-------- THE INPUT

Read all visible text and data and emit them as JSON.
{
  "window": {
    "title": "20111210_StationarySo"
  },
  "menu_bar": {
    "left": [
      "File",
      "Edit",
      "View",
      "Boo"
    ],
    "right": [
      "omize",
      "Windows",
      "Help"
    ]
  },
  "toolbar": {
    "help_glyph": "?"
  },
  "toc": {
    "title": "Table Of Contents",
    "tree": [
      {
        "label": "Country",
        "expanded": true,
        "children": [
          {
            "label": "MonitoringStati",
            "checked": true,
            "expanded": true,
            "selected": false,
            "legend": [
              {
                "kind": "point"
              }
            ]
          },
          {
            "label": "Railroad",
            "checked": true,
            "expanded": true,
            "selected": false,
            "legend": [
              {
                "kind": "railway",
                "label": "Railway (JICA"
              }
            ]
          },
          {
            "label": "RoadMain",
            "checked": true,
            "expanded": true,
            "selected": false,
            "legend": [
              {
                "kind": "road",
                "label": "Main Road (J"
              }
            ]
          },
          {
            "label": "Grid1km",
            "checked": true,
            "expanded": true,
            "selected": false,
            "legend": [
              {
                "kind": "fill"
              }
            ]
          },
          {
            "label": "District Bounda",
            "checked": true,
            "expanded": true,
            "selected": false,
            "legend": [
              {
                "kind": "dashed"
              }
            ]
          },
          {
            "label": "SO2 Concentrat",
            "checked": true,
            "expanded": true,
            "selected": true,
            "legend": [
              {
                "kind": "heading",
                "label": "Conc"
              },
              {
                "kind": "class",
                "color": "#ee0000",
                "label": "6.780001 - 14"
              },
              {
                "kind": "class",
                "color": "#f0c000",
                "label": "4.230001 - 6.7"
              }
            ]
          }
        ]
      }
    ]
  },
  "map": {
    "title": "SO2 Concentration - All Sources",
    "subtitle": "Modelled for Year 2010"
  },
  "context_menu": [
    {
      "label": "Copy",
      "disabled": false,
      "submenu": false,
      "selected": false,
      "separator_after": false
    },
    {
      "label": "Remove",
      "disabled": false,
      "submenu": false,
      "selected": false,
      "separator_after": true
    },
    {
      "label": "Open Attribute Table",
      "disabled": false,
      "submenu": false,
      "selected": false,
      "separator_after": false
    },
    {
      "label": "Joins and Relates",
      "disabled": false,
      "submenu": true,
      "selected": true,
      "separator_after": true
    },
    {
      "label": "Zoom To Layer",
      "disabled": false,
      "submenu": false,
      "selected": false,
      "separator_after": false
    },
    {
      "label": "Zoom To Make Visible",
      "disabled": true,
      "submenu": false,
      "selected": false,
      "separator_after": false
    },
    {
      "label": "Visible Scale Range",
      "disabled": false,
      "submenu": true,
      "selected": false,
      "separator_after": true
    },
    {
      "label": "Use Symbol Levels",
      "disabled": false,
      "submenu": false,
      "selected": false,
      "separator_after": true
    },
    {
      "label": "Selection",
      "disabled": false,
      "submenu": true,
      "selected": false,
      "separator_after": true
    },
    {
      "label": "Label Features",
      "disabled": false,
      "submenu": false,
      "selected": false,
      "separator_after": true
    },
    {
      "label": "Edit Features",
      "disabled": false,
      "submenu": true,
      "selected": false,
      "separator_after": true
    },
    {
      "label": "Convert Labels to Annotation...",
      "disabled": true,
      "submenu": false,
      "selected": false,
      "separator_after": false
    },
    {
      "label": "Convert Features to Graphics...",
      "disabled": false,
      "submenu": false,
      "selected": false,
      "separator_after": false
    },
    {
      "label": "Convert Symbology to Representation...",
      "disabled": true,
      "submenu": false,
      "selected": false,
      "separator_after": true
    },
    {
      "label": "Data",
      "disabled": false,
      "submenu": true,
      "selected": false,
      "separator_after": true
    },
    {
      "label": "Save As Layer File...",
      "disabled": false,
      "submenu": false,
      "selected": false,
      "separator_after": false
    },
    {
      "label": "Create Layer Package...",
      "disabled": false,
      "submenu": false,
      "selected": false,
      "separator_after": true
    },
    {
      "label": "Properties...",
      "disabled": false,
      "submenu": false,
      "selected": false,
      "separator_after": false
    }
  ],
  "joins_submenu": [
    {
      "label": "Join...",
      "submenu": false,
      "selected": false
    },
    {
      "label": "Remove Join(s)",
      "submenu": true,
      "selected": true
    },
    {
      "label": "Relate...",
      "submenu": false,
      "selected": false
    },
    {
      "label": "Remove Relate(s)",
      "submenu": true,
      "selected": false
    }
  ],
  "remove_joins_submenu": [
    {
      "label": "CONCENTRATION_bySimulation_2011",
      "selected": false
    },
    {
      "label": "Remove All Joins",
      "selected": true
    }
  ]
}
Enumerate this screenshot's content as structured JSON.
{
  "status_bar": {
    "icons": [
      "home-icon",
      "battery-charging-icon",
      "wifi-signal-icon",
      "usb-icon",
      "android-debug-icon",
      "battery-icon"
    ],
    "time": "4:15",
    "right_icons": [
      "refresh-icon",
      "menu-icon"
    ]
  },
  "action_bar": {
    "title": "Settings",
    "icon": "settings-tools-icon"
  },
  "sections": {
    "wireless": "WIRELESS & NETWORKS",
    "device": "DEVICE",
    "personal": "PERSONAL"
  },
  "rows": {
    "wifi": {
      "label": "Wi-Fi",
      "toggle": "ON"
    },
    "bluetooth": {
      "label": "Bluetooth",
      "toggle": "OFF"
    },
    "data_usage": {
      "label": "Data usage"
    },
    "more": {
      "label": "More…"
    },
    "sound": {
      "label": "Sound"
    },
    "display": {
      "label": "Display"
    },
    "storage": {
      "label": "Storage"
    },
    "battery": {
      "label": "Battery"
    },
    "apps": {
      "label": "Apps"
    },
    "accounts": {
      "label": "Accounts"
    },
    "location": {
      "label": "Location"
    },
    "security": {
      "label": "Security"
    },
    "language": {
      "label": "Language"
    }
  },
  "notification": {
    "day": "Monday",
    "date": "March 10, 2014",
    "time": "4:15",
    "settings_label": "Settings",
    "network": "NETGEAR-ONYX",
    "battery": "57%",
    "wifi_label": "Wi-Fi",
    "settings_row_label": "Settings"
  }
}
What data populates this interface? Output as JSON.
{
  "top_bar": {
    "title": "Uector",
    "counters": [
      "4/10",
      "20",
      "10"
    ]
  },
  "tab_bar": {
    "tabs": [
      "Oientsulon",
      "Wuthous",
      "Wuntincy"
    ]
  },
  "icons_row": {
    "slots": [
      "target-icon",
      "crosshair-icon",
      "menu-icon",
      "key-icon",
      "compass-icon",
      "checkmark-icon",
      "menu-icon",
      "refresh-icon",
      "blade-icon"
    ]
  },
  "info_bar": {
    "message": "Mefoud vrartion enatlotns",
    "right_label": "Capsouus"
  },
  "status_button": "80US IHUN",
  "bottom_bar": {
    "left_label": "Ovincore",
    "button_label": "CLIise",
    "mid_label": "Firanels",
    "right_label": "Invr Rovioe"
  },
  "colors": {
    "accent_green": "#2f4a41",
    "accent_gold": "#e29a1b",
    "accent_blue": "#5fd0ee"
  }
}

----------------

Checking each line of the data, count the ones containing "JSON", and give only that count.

**EXERCISE ANSWER**
3